“You may be sure that I had enough to do to manage all the little ones and answer all their questions; but never having seen a live lord before, and wanting to know if the children would be like him before so very long, I went quietly down stairs, and the biggest of my dears peeped after me. And then, by favor of the parlor-maid — for they kept neither butler nor footman now — I saw the Lord Castlewood, sitting at his ease, with a glass of port-wine before him, and my sweet mistress (the Captain’s wife, and your mother, if you understand, miss) doing her very best, thinking of her children, to please him and make the polite to him. To me he seemed very much to be thawing to her — if you can understand, miss, what my meaning is — and the Captain was looking at them with a smile, as if it were just what he had hoped for. From my own eyesight I can contradict the lies put about by nobody knows who, that the father and the son were at hot words even then.
“And I even heard my master, when they went out at the door, vainly persuading his father to take such a bed as they could offer him. And good enough it would have been for ten lords; for I saw nothing wonderful in him, nor fit to compare any way with the Captain. But he would not have it, for no other reason of ill-will or temper, but only because he had ordered his bed at the Moonstock Inn, where his coach and four were resting.
“‘I expect you to call me in the morning, George,’ I heard him say, as clear as could be, while his son was helping his coat on. ‘I am glad I have seen you. There are worse than you. And when the times get better, I will see what I can do.’
“With him this meant more than it might have done; for he was not a man of much promises, as you might tell by his face almost, with his nose so stern, and his mouth screwed down, and the wrinkles the wrong way for smiling. I could not tell what the Captain answered, for the door banged on them, and it woke the baby, who was dreaming, perhaps, about his lordship’s face, and his little teeth gave him the wind on his chest, and his lungs was like bellows — bless him!
“Well, that stopped me, Miss Erema, from being truly accurate in my testimony. What with walking the floor, and thumping his back, and rattling of the rings to please him — when they put me on the Testament, cruel as they did, with the lawyers’ eyes eating into me, and both my ears buzzing with sorrow and fright, I may have gone too far, with my heart in my mouth, for my mind to keep out of contradiction, wishful as I was to tell the whole truth in a manner to hurt nobody. And without any single lie or glaze of mine, I do assure you, miss, that I did more harm than good; every body in the room — a court they called it, and no bigger than my best parlor — one and all they were convinced that I would swear black was white to save my master and mistress! And certainly I would have done so, and the Lord in heaven thought the better of me, for the sake of all they children, if I could have made it stick together, as they do with practice.”
At thought of the little good she had done, and perhaps the great mischief, through excess of zeal, Mrs. Strouss was obliged to stop, and put her hand to her side, and sigh.
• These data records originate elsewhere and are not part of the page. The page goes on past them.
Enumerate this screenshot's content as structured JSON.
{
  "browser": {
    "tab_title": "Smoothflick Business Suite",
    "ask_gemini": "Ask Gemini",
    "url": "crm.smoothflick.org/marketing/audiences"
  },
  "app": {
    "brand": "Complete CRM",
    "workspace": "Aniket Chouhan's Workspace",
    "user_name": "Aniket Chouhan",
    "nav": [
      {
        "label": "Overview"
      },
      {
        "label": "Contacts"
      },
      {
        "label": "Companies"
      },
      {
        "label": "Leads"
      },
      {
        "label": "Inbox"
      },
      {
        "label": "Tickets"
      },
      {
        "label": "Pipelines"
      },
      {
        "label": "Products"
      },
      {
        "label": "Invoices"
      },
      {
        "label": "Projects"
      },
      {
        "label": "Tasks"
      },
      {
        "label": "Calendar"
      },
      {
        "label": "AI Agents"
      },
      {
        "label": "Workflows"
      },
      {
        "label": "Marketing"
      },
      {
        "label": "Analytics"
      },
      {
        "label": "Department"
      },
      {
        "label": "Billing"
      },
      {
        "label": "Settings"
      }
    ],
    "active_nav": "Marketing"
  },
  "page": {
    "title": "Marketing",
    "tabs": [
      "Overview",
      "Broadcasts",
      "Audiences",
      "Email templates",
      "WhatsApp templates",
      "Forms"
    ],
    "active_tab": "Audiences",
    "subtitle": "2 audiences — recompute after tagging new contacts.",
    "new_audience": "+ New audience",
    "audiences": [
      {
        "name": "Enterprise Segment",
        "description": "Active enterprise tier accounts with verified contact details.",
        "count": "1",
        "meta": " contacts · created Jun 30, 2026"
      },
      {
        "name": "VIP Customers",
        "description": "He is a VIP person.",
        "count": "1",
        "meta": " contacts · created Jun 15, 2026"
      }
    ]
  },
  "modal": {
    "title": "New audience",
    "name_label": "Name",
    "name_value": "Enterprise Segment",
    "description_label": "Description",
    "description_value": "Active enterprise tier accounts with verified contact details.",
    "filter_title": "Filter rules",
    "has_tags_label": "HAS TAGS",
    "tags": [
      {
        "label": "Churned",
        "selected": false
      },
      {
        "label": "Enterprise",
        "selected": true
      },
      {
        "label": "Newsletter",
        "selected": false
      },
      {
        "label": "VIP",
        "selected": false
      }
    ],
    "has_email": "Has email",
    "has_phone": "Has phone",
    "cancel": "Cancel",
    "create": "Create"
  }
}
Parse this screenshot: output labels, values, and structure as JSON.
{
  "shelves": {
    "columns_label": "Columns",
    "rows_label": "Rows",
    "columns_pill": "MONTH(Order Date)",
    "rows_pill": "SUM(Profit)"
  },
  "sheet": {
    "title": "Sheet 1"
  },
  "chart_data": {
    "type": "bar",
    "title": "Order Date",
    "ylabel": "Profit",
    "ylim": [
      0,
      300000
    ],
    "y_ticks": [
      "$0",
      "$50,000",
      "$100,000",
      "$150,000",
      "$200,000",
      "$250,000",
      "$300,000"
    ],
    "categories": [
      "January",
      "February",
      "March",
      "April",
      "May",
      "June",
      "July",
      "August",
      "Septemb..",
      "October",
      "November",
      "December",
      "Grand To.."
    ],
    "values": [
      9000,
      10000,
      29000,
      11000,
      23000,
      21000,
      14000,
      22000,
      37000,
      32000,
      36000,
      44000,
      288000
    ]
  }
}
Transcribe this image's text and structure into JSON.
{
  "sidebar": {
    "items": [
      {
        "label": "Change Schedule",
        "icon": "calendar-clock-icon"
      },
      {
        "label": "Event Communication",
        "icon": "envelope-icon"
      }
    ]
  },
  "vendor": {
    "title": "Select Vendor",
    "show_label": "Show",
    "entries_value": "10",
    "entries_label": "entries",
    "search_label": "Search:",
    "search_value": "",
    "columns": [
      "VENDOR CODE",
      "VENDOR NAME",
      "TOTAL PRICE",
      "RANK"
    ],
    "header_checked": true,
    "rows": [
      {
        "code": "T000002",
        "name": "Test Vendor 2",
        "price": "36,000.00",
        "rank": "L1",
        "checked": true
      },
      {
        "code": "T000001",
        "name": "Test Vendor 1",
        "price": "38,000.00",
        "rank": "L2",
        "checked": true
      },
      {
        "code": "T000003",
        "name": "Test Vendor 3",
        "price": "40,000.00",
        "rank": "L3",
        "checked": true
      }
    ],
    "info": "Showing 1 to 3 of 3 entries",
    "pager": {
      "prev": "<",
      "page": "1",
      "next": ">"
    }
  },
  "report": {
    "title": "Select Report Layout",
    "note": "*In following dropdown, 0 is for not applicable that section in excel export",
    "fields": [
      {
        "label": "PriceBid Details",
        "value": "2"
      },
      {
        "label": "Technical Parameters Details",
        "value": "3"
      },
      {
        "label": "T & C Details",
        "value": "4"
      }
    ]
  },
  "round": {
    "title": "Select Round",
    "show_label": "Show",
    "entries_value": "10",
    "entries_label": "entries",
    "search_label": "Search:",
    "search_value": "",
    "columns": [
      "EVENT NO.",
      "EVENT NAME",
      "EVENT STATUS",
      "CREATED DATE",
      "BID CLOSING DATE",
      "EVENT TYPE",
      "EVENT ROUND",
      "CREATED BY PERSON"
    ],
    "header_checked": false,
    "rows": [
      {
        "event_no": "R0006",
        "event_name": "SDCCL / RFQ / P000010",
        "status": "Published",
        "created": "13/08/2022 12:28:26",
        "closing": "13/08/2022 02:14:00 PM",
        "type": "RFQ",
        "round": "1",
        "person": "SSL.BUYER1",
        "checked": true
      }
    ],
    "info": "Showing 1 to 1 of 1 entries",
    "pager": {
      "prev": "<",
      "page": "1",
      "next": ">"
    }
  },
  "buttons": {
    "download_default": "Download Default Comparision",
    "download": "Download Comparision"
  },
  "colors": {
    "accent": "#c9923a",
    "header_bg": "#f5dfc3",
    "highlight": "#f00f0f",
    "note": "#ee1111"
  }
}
And eager as I was for every word of this miserable tale, no selfish eagerness could deny her need of refreshment, and even of rest; for her round cheeks were white, and her full breast trembled. And now she was beginning to make snatches at my hand, as if she saw things she could only tell thus.
Last updated Monday, December 22, 2014 at 10:47